Memo to the Rocky Hill Inn: If you're going to offer and advertise "17 Taps of Craft Beer", then offer 17 taps of craft beer! And if you can't be bothered to update a CHALKBOARD with the current beers on tap, craft or otherwise, at least start the day by educating your staff about WHAT KIND OF BEERS ARE ON TAP THAT DAY!!!! The "regular Brooklyn"? The "regular Sly Fox"? "A lager, ya know, like Yuengling"? Are you kidding me?!?!

I know I'm late to the party with this rant, but really, is it too much to ask that the people serving the beer knowing something about it? I don't think so.

3 comments:

okbrewer said...

My pet peeve as well! I hate going into a place and asking what beers they have only to be told, "We have all kinds!" Great, says I, I'll have a Duvel! A what?? You said you have all kinds. We do, ya know, Bud, Miller, Coors, all kinds.
That, and when you ask what the special of the day is or the soup of the day and they don't know and ask, "would you like me to find out?" No, I'd kinda like to guess some more!
Or, it's my first day, I'm not sure. I don't care if it's yer first day! You work here, be prepared!
And another thing...! Well, maybe later!

Lew Bryson said...

Unfortunately, not only are you not late to the party, it's a party that never ends. I had this discussion with some industry people recently: we've been educating people about beer for years, decades...when's it gonna end, when will we see the fruits of all this work? Well, never. As your boobtender shows, there are new people -- customers and servers alike -- coming up all the time, and they don't know nothin', and if they don't learn, sales and enjoyment drop.

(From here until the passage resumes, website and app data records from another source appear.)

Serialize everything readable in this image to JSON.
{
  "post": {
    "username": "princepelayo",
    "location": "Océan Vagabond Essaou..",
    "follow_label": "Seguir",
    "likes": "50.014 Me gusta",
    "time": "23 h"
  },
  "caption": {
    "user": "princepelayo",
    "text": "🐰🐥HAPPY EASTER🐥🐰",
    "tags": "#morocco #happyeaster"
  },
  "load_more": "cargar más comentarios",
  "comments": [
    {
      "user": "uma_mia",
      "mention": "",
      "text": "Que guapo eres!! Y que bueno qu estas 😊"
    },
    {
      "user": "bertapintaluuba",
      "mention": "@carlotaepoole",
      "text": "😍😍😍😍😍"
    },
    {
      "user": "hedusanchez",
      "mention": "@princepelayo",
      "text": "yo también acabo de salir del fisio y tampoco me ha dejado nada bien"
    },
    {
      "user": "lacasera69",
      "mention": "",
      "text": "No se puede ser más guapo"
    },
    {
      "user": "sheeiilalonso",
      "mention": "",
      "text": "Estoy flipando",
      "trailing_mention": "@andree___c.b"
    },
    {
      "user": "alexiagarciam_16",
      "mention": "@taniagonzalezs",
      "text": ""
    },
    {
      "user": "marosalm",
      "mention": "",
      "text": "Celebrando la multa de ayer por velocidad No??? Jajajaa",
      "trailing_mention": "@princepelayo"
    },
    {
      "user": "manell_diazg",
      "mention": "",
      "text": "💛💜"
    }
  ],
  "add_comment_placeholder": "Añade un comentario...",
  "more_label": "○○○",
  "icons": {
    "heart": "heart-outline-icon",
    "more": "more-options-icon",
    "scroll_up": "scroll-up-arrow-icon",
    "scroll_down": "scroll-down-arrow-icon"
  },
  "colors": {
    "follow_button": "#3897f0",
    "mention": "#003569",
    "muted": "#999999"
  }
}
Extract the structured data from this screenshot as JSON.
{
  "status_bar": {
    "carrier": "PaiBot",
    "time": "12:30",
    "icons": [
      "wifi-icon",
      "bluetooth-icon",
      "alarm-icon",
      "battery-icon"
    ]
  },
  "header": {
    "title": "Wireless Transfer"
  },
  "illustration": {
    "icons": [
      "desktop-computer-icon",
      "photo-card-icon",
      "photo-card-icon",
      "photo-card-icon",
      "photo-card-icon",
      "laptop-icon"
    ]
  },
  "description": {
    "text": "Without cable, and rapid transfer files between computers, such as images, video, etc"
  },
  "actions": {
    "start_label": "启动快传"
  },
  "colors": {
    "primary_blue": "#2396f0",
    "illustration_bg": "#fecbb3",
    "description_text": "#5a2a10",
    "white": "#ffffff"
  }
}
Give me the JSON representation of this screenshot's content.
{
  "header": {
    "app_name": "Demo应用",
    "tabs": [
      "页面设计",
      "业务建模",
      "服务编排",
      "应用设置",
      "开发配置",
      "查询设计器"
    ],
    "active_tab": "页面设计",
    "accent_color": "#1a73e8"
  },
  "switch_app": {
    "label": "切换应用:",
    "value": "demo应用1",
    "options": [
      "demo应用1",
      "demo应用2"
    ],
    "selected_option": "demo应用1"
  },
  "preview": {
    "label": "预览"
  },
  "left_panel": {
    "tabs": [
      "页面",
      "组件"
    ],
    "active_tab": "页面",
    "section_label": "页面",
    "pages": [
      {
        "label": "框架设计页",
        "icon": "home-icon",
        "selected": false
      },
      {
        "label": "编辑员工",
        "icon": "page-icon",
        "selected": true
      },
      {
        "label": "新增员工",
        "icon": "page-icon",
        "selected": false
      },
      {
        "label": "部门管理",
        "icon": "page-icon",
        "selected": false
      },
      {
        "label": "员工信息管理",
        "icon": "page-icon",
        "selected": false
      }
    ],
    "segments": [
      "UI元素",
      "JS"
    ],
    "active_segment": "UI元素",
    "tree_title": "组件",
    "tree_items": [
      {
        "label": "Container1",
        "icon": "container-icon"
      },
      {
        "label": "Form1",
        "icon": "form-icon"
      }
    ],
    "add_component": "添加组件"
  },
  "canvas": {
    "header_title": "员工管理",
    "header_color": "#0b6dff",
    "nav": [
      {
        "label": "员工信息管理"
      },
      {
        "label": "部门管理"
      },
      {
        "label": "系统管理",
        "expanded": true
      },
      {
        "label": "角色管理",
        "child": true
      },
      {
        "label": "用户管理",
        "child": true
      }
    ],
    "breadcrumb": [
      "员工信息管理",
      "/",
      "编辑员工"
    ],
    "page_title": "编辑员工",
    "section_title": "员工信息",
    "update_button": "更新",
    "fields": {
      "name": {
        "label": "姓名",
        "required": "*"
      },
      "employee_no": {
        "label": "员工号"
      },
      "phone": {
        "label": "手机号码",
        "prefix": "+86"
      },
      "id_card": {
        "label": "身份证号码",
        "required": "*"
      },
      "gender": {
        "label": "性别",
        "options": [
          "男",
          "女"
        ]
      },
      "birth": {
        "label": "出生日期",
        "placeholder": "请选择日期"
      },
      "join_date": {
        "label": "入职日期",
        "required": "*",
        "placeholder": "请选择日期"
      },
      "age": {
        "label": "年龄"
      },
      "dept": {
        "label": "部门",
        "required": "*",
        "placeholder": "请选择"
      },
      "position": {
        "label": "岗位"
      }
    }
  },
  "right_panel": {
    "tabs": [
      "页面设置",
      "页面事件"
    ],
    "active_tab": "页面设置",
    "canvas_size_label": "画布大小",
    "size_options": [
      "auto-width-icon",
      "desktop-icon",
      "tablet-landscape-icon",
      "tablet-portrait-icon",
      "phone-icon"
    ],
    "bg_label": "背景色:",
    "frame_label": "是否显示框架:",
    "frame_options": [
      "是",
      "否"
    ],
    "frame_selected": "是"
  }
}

Enough to make your head ache. Never feel bad about pointing out bad service, or bad practices. As I always tell the kids: thus, we learn.

Congratulations on two years of blogging, BTW. I knew you'd enjoy it!

Suzanne Woods said...

just read this. funny I almost drove an hour out of my way coming back from Connecticut to say hi and thank them for carrying our beer.

I still will, but its nice to know about your experience in case I can somehow approach the subject gently with them.

hope you're well!